Starting to feel a little like Augusta
Most southeast Texas golf courses are relatively flat, but Bluejack, built on the former site of Blaketree National, sits on hilly terrain with tall pines that have been thinned out to open up the course. There are points on Bluejack, ala Augusta National, where you can see several holes at once. And while it’s not quite as hilly as Augusta, there are elevated tees and greens, which is rare in this part of the state.
Couple that with fast, flawless conditioning (it’s not far from flawless already), no rough, and pine straw, and you can see why people are comparing the experience to that of Woods’ favorite venue.
“There are multiple places on this property where people have told me, ‘this reminds me of Augusta,'” said Rich Barcelo, who played professionally for 12 years and now serves as one of the club’s head golf professionals.
The first hole, with its elevated tees, bright white bunkers and lake to the left, certainly gives an Augusta-like impression. But the par-3 12th, which is Woods’ tribute to Augusta National’s “Golden Bell,” is more obvious.
“It’s just a bigger version of the 12th at Augusta,” Barcelo said.

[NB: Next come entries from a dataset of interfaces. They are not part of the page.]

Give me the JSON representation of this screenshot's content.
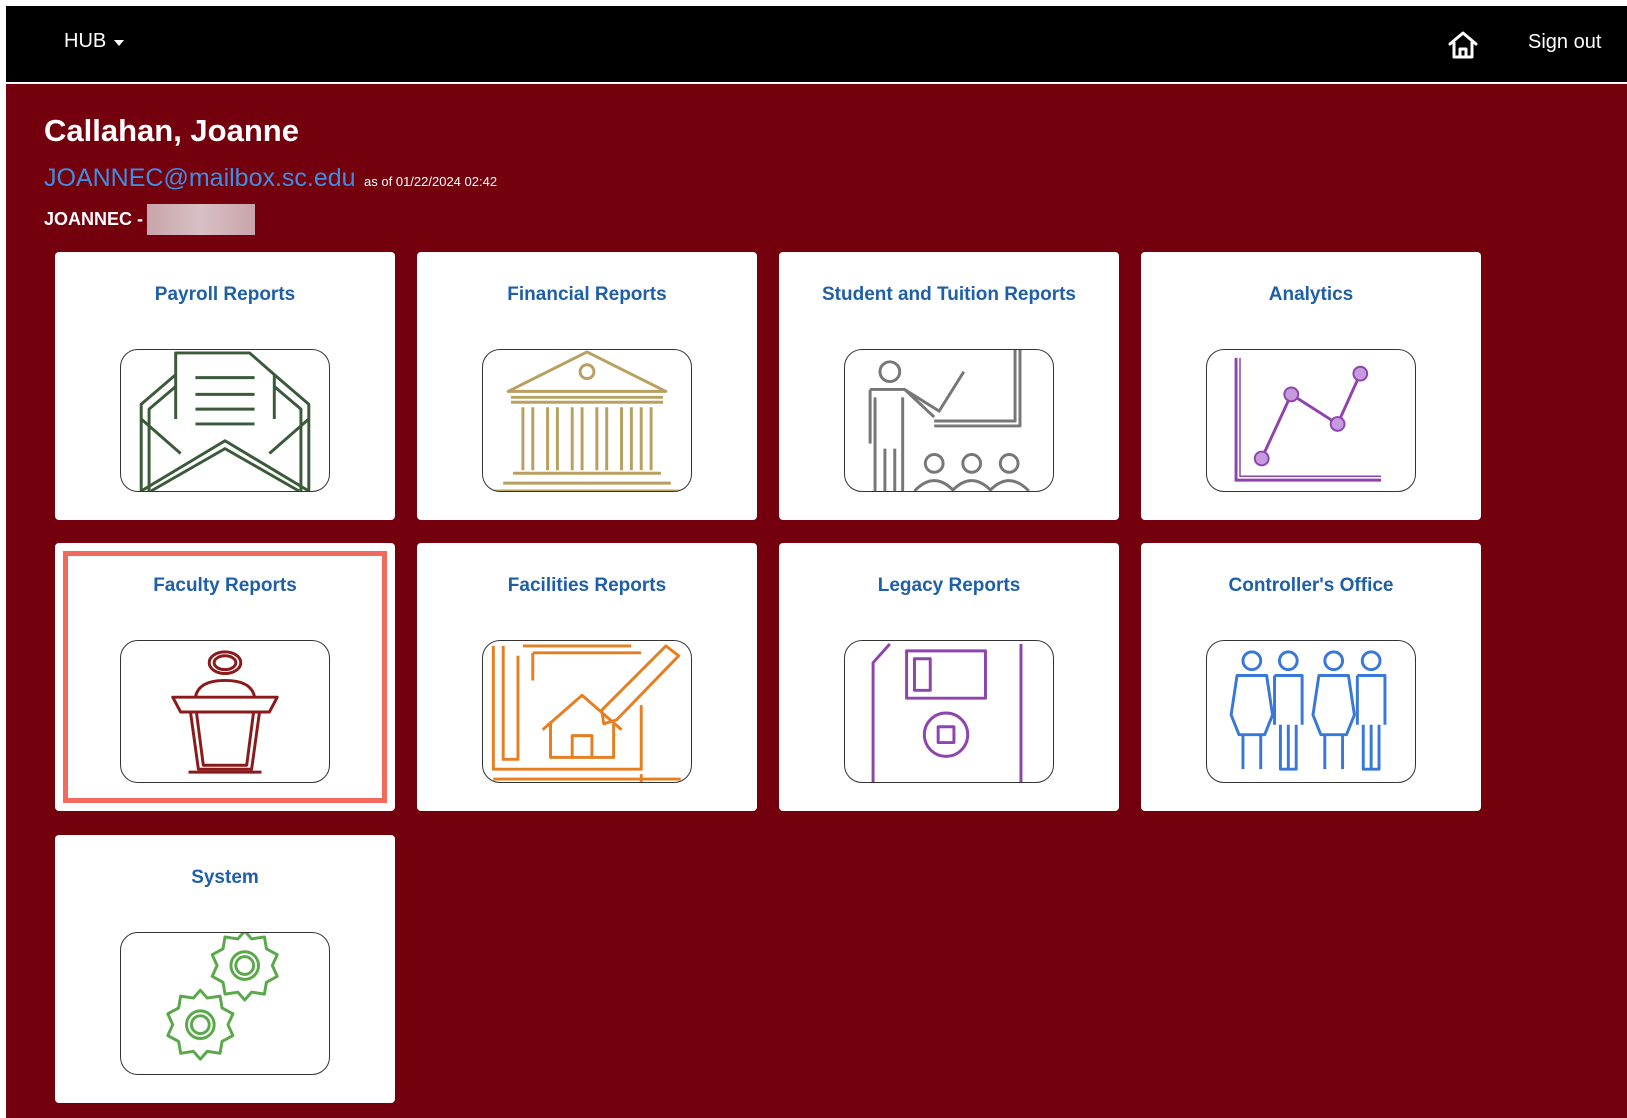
{
  "topbar": {
    "menu_label": "HUB",
    "signout_label": "Sign out",
    "icons": [
      "chevron-down-icon",
      "home-icon"
    ]
  },
  "user": {
    "name": "Callahan, Joanne",
    "email": "JOANNEC@mailbox.sc.edu",
    "as_of": "as of 01/22/2024 02:42",
    "id_label": "JOANNEC -"
  },
  "tiles": [
    {
      "title": "Payroll Reports",
      "icon": "envelope-letter-icon",
      "color": "#3a5a3a"
    },
    {
      "title": "Financial Reports",
      "icon": "bank-building-icon",
      "color": "#b8a060"
    },
    {
      "title": "Student and Tuition Reports",
      "icon": "classroom-teacher-icon",
      "color": "#777777"
    },
    {
      "title": "Analytics",
      "icon": "line-chart-icon",
      "color": "#8e44ad"
    },
    {
      "title": "Faculty Reports",
      "icon": "podium-speaker-icon",
      "color": "#8b1a1a",
      "selected": true
    },
    {
      "title": "Facilities Reports",
      "icon": "blueprint-house-icon",
      "color": "#e67e22"
    },
    {
      "title": "Legacy Reports",
      "icon": "floppy-disk-icon",
      "color": "#8e44ad"
    },
    {
      "title": "Controller's Office",
      "icon": "people-group-icon",
      "color": "#3a78d8"
    },
    {
      "title": "System",
      "icon": "gears-icon",
      "color": "#5aa84a"
    }
  ],
  "colors": {
    "background": "#75000d",
    "topbar": "#000000",
    "tile_title": "#1f5fa8",
    "email_link": "#3f8ee0",
    "selection_outline": "#f26a5b"
  }
}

And while Bluejack is an elite club, it is designed as a family club that eschews some old school golf traditions. There will be no tee times — at least in the short term — and members will be free to play as many or as few holes as they like. There’s also a 10-hole short course (The Playground), a learning center, expansive practice facilities, 35 acres of lakes for fishing, hiking and biking trails and other luxury-lifestyle aspects in the works, including tennis, a spa, a wellness center and indoor and outdoor recreational activities for families.
READ ARTICLE HERE on GolfAdvisor.com
Hole No. 4:
Hole No. 4 is a medium length par-4 that plays uphill to a wide fairway. It’s challenging, and players will have many options around a green with subtle contouring.
Hole No. 5:
A long par-5 that doglegs right, Hole No. 5 requires a strategic approach into an undulating green. From the tee, a breathtaking view where every hole on the front nine is visible.These are two of the seven holes Bluejack opened for members earlier this month. While the rest of the course continues to grow-in, we are very encouraged and gratified with the member feedback and response to our design philosophy. It’s delivering exactly what we envisioned: challenging yet fun, fast and playable for all golfers.